[Dataset rows for apps and sites]
= = =

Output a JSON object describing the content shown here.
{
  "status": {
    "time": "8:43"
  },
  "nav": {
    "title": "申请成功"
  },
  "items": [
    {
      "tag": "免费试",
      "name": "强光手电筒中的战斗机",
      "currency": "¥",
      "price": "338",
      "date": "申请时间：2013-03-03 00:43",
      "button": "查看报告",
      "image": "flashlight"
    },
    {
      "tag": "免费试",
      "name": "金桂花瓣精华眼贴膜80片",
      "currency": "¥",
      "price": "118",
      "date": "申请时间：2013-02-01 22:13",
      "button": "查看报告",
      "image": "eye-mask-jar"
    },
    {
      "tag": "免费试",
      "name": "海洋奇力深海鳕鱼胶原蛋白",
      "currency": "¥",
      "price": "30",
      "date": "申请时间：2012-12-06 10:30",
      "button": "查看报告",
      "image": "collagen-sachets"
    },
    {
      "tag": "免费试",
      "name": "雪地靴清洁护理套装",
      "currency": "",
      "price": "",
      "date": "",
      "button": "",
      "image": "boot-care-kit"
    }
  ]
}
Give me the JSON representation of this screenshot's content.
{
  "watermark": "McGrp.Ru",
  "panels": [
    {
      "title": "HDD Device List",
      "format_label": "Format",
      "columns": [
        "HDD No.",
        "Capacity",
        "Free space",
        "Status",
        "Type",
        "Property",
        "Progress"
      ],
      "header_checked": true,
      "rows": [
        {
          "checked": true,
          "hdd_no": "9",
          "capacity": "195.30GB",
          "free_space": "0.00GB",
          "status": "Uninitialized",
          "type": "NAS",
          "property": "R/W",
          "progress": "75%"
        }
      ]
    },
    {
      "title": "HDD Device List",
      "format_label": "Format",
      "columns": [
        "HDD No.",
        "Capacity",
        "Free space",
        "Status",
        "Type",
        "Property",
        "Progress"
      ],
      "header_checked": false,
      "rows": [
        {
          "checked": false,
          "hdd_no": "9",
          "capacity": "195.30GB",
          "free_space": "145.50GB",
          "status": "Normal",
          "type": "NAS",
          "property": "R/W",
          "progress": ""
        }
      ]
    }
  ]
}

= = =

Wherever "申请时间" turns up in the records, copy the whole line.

## Output
      "date": "申请时间：2013-03-03 00:43",
      "date": "申请时间：2013-02-01 22:13",
      "date": "申请时间：2012-12-06 10:30",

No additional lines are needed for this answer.